Less-than-gold standard: Jakarta’s Transjakarta
TransMilenio’s ‘gold standard’ BRT system includes GPS-based service planning, multiple networked routes, peak frequency buses, and comfortable stations. Other BRT implementations vary widely, and an important question is whether lower quality and less costly systems can deliver the same benefits as ‘gold standard’ systems.
TransJakarta is the world’s largest BRT system with 240 stations connected by 13 corridors spanning a length of nearly 206km. Opened in 2004, it was built on a budget, costing 20% less on a per km basis than TransMilenio. The system often lacked segregated lanes and uses road space served by other vehicles (instead of overpasses). Some TransJakarta stations lack off-board fare collection and platform-level boarding at stations; as a result, they do not meet basic international BRT standards (see figure below).
TransMilenio station, ‘gold standard’
(Pepe Sierra Station)
TransJakarta station, ‘BRT lite’
(University of Indonesia Campus Station)
Using high-quality data from two waves of a large-scale survey of commuting patterns, our research compares outcomes in neighborhoods treated with station proximity to neighborhoods that (1) were either planned to be treated but have yet to be, or (2) would be treated as the system eventually expanded.
We find that adoption of the BRT was relatively low: by 2010, only 4.3% of commuters in Greater Jakarta chose the BRT to be their main transit mode. During a similar time of operation, TransMilenio had attained a 26% mode share.
Instead, we find that throughout Jakarta, there was a substantial increase in motorcycle ownership and car ownership between 2002 and 2010, and a similarly large decrease in the percentage of commuters who used the traditional public bus system.
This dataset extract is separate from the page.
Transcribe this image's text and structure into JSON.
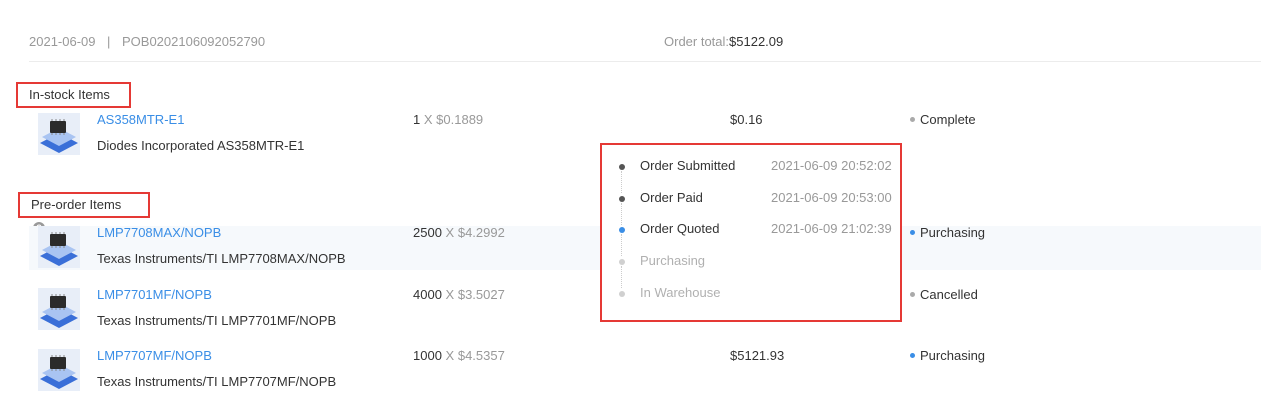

Mode Choice in Greater Jakarta: 2002 and 2010
Moreover, trip durations along BRT corridors actually increased compared with trips along other corridors, especially during the peak hours – exactly when the BRT was supposed to reduce congestion. All modes of transit that competed for road space with the BRT were negatively affected.
By using existing road space, TransJakarta seems to have reduced road capacity and exacerbated congestion. But trips along the corridors that were built to higher service standards did not experience these negative spillover effects, suggesting that measures to save implementation costs may not always be beneficial.
Existing studies provide equivocal evidence on the economic benefit of BRT systems, and more research is needed. It seems that higher-quality implementations such as TransMilenio have led to significant welfare improvements. On the other hand, lower-cost systems, such as TransJakarta, may actually exacerbate congestion.
We think that infrastructure investments that complement BRT may partly explain the differences in BRT impacts between Bogota and Jakarta. For example, sidewalks are known to be of generally poor quality in Jakarta, reducing pedestrian activity, while they are much better and facilitate BRT access in Bogota.
More research is needed to get a better understanding of the heterogeneity of BRT experiences. The challenge for research is to identify the necessary features of public transport systems that will encourage ridership, reduce congestion, and avoid some of the pitfalls that led to TransJakarta’s muted effects.
Arya B. Gaduh is an Assistant Professor of Economics at the Sam M. Walton College of Business, University of Arkansas, Fayetteville.
Tadeja Gračner is an Economist at the RAND Corporation, based in Washington D.C.
Alexander D. Rothenberg is an Assistant Professor of Economics at Syracuse University and Senior Research Associate at the Maxwell School's Center for Policy Research.